This week, another delusional reactionary drove to the nation’s capital excited about harming others because he hasn’t gotten his way. This will keep happening because one political party has abandoned all pretense of governing in favor of riling up easily manipulated bigots to cling to power, mostly to use that power to expand the net worths of their obscenely wealthy benefactors. This will keep happening because lobbyists for the weapons industry have put decades of concerted effort into convincing the populace that asserting their selfhood through the threat of deadly force is a social good and even a patriotic duty. This will keep happening because the justice system is dependent on a police and political apparatus wholly conditioned to acquiesce to the grievances of middle-aged, white men, regardless of the factual justification of those grievances. At least there is hope that grotesque, broken culture will be reassembled and rebuilt better by Sydney Bobb and others in her generation who recognize the absurdity of foolishly accepted this sort of mayhem as the necessary byproduct of freedom.
This piece, written by Kate Riga and published by Talking Points Memo, allows Bobb to explain the circumstances behind the picture she posted on social media upon encountering the crank in his truck, evidently casting currency to the pavement in a calculated attempt to lure more bystanders into his intended blast zone. Bobb, a UW-Madison student, is a tart-tongued delight in the interview. Further proving her casual heroism, Bobb offered the perfect response when the propagandists at Fox News came sniffing around, seeking free use of her image.
I’m not sure we’ve had a major media company botch a public decision quite as spectacularly as Sony has with the succession plan for venerable syndicated game show Jeopardy!
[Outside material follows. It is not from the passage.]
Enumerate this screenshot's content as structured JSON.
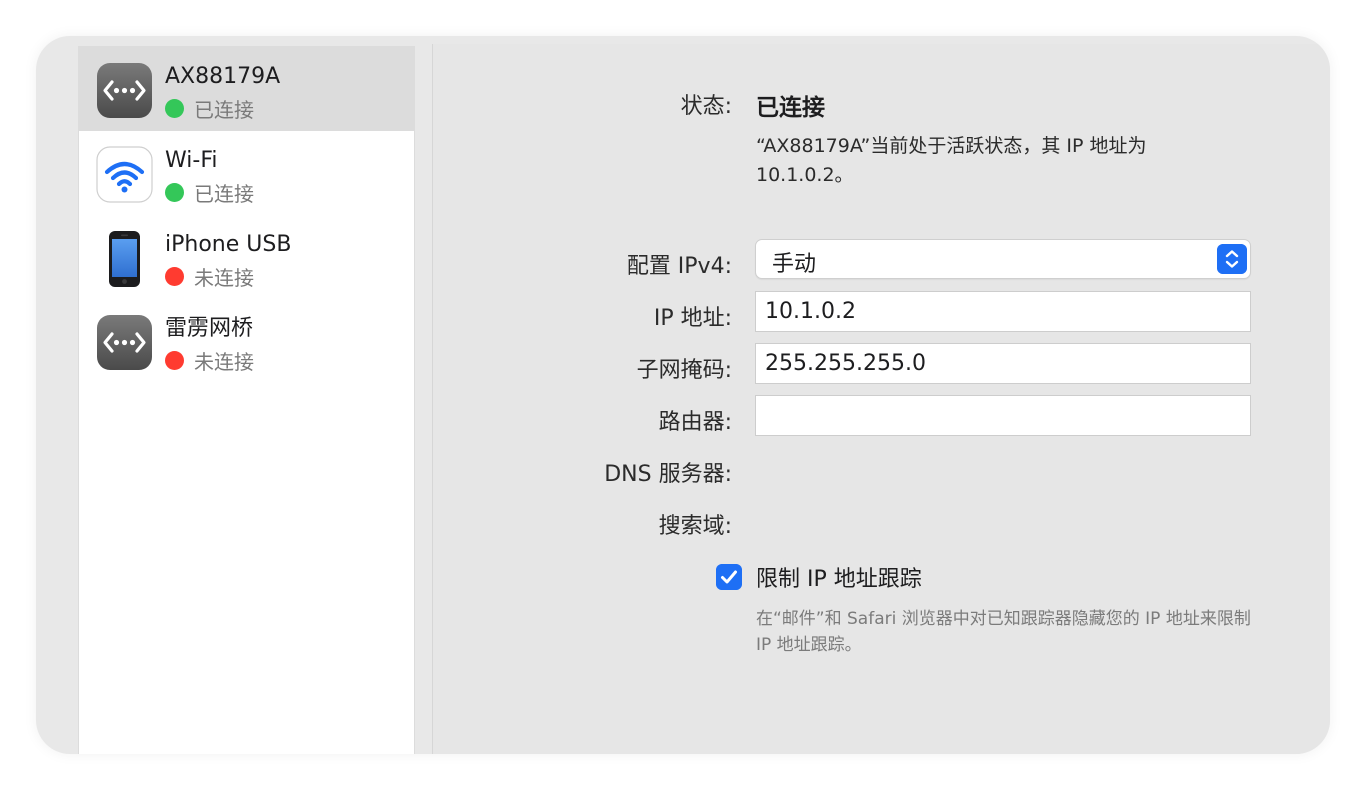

The problem starts with the stunning shortsightedness of evidently having no succession plan for Alex Trebek, an eighty-year-old man with cancer. It extends to the mind-boggling elevation of a behind-the-scenes figure with meager on-camera experience and a documented history as a sex pest requiring his employer shell out millions to shut down lawsuits. Writing for Slate, Myles McNutt convincingly argues that the whole debacle is an extension of Sony’s general confusion about the current media landscape and how to keep properties persevering as a the audience for broadcast television ages.
The Fifth Season (2015) by N.K. Jemisin
The Fifth Season won N.K. Jemisin her first Hugo Award, and was soon part of a momentous feat when she became the first author to claim the Best Novel prize three years in a row and for all three books in a trilogy. On the basis of the first installment in the Broken Earth series, the historic accolades are entirely justified. The novel is reminiscent of Frank Herbert’s Dune in its artful combination of science fiction and fantasy, as well as a clear-eyed certainty in its world-building and the energized clarity of its prose. Jemisin adds a jolt on allegorical political commentary, notably in the treatment of orogenes, individuals who can control seismic energy. In particular, there is one sequence, involving an orogene put to unwillingly work in an isolated outpost, that is so sharply, powerfully rendered that I had to set the book aside for a bit to recover from the impact of reading it. The Fifth Season is absolute powerhouse.